Besides information secrecy, are there any other issues that make it easy for community-based tourism initiatives to be annexed by elite tourism development agendas?
It has to be acknowledged that many community-based tourism initiatives do not yet have a solid organizational foundation. This problem is exacerbated by the strong relationship between tourism business actors and the regional government. Consequently, many regional government elites dominate Yogyakarta’s tourism industry associations.
These conditions put the community-based tourism activists, who are already vulnerable when facing the large-scale tourism industry, in a more precarious position. This vulnerability increases even more when tourism is faced with various sudden challenges. For example, the Covid-19 pandemic that has shaken the world for the past two years has affected tourism in Yogyakarta. Community-based tourism actors are certainly more vulnerable to the pandemic’s impact than the big-budget tourism industry.
In such conditions, community-based tourism actors inevitably have to seek government help. At the same time, they also have to be wary of the schemes that the government offers. They have to understand that the government is responsible for implementing fair schemes instead of taking control of community-based tourism actors. Unfortunately, I see more unfair schemes in Yogyakarta, for example, the tourism development in Malioboro.
You mentioned Malioboro as an example a few times. What does the tourism development in Malioboro look like?
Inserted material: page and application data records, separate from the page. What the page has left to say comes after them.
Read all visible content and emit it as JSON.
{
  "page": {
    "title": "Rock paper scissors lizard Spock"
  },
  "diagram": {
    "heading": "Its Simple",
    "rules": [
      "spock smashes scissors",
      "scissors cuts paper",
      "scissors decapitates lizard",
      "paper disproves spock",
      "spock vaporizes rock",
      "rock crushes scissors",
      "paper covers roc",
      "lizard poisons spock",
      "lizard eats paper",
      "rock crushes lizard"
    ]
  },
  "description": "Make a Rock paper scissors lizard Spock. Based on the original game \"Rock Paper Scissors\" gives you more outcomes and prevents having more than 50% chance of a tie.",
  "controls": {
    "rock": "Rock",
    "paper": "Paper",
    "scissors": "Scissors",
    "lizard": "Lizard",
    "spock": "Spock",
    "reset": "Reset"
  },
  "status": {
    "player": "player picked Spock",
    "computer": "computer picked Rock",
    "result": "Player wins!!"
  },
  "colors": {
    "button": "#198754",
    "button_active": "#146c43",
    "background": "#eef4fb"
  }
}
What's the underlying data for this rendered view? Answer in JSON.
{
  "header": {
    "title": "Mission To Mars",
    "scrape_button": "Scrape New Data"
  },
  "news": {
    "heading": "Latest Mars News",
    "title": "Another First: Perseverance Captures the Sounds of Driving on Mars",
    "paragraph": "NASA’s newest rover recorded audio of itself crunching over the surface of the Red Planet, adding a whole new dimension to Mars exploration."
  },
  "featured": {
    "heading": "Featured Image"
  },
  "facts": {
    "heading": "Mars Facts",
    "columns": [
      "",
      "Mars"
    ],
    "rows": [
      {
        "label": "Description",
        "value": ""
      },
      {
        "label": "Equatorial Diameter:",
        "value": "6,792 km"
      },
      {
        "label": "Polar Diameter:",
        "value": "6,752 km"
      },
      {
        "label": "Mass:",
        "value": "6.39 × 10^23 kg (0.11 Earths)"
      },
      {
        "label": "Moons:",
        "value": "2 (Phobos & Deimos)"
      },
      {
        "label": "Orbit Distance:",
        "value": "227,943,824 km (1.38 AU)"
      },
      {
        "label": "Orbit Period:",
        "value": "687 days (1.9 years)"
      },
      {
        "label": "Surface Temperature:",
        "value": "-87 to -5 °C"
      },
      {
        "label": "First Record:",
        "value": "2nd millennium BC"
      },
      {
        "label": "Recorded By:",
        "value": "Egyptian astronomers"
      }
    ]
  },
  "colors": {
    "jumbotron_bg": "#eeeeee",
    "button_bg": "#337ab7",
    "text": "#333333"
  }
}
For me, the tourism development in Malioboro reflects the reality of tourism development in Yogyakarta. Every problem is there, especially about secrecy. The street vendors are the main stakeholders in the relocation for the submission of the Philosophy Axis to UNESCO. However, they are being ignored, and their voices are not heard. In addition to that, the regional government has a plan to build the Jogja Planning Gallery at the Teras Malioboro 2. It will result in the relocation of the street vendors for the second time.
The Jogja Planning Gallery is the regional government’s effort to lay out the development plans for Yogyakarta, both currently and in the future. Its presence will bring a breath of fresh air to the transparency of tourism development in Yogyakarta. Ironically, the street vendors have been repeatedly evicted in the development process. If the regional government is not transparent in the building of the Jogja Planning Gallery, it raises concerns about the planning of even bigger development projects in Yogyakarta.
One of the supporting arguments for the massive tourism development in Yogyakarta is Yogyakarta’s economic reliance on tourism. Are there any alternative economic sectors besides tourism?
First, we must acknowledge that Yogyakarta’s highest income comes from hotel and restaurant taxes. However, we must also realize that the tourism sector’s economy is vulnerable. If there are unfavorable conditions that do not support its sustainability, the economy of the tourism sector can rapidly collapse. When Covid-19 hit in the past two years, the tourism sector was hindered. Not only the pandemic, other disasters and unexpected events can devastate the tourism sector. The Bali Bombing, for example, temporarily brought down Bali, which was known as a paradise for tourism.
When discussing Yogyakarta’s economy, I have always believed that the education sector can become an alternative. If the regional government is willing to improve, maintain, and manage its quality, the education sector in Yogyakarta can support Yogyakarta’s economy. In addition, developing the education sector also means strengthening the tourism sector, as the education sector can also attract potential tourists. For example, educational cities like Kyoto, Leiden, and Groningen have advanced education and tourism sectors.
Author : Renova Zidane Aurelio
Editor : Bangkit Adhi Wiguna
Illustrator : Dina Rahayu
Translator : Seravin Afra Secunda